Having enacted major reforms of North Carolina’s tax code, regulatory system, budgeting process, transportation funding, and education system over the past dozen years, what should the General Assembly do next?
Phil Berger wants to double down on the legislature’s impressive record of conservative policy innovation. “We must build on that success so future generations of North Carolinians can reach even greater heights,” Berger said after his reelection as Senate President Pro Tem on January 11. “We must provide them with the tools needed to determine their future — from a world-class education to finding a good-paying job in a career of their choice, or to the freedom and opportunity to open their own business.”
After his own reelection as Speaker of the House, Tim Moore described a similar vision. “Some of you represent communities where the population is going gangbusters, but others represent areas that are not seeing so much growth,” he told his colleagues. “Some of our challenges, as we move forward this year and enact policies, we will do all we can to make sure that the North Carolina dream of growing and moving forward is one that is enjoyed by everyone around this state.”
My colleagues at the John Locke Foundation, a nonprofit think tank based in Raleigh, have plenty of good ideas for turning this inspiring vision into a reality. Here are several recommendations from their just-released legislative agenda for 2023:
• Lighten the regulatory burden. The General Assembly has already created a “review and sunset” process that requires every state rule to be reauthorized by a regulatory agency every 10 years. If that’s not done, the rule automatically disappears. Locke analysts recommend that the review timetable be tightened to every five years, and that agencies be prohibited from implementing any policy, guidance, or interpretive statement unless it is first adopted as a formal rule.

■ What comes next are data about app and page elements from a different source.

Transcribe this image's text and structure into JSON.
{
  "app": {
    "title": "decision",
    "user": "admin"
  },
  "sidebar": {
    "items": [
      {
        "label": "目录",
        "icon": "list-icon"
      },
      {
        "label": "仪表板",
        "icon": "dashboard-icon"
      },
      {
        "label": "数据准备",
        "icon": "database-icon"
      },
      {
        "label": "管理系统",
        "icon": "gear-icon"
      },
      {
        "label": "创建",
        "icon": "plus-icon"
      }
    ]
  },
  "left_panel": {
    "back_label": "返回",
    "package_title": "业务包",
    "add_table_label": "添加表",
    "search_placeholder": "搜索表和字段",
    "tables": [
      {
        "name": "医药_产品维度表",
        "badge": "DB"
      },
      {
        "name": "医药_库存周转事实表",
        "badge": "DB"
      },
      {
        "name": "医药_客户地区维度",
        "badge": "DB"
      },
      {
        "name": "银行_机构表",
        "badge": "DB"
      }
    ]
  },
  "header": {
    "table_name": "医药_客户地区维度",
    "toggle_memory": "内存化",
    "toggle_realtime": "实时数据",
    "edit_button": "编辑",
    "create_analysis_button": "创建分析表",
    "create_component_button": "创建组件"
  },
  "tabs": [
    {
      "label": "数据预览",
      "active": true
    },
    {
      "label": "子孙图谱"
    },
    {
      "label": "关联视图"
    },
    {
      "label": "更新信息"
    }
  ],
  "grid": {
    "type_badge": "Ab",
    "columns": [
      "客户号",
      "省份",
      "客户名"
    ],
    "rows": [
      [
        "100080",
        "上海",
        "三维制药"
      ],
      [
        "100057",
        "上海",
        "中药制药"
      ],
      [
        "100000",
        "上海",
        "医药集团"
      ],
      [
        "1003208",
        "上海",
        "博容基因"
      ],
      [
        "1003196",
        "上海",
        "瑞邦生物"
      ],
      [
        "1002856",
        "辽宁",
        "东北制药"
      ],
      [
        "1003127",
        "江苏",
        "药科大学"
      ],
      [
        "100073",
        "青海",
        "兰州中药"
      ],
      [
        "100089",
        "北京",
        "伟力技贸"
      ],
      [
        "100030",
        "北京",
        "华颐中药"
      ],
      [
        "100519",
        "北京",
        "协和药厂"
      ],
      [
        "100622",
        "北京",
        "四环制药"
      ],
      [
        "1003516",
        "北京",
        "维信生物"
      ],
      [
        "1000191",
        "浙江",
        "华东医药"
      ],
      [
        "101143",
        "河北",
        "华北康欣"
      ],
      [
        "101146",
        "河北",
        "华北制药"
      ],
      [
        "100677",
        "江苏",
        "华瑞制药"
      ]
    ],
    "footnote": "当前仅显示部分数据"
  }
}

• Lighten the tax burden. In addition to the phased elimination of North Carolina’s corporate-income tax and already scheduled reductions in personal-income taxes, Locke analysts propose that the legislature repeal the state’s privilege tax, which makes it unnecessarily expensive for North Carolinians to create and operate small businesses.
• Promote affordable housing. One potential barrier to North Carolina’s continued growth, and to North Carolina families increasing their standard of living, is the rising cost of renting apartments or buying homes. Restrictive zoning, building, and housing codes make it unnecessarily expensive to bring new inventory to market. Locke analysts argue the legislature should limit the ability of municipalities to impose arbitrary minimums on lot sizes, home sizes, and parking.
• Promote affordable health care. Another potential barrier to our shared success is that medical care costs too much in many North Carolina communities. Rather than simply trying to figure out new ways to shift the cost, lawmakers should enact reforms that would actually reduce the cost — by encouraging competition among hospitals and other providers, and by giving nurse practitioners more leeway to offer services in underserved areas.
• Expand parental choice and competition in education. To the extent some individuals, families, and communities have yet to share in the state’s improving fortunes, one reason is that schools aren’t instilling in our young people the knowledge, skills, and habits they need to prosper. Locke analysts argue both that lawmakers should continue to improve public schools and that parents need more options to meet the particular needs of their children.
• Expand freedom for workers. North Carolina still makes it too difficult for newcomers to fill jobs and for longtime residents to change careers. We need to reduce the number of occupations licensed by the state, and allow professionals already licensed in another state to start working immediately in our state without having to jump through bureaucratic hoops.
Over the past dozen years, North Carolina has become a more attractive place to live, work, invest, and create new jobs. Wise policy choices by state legislators helped make that happen. The 2023 session presents many more such opportunities for reform.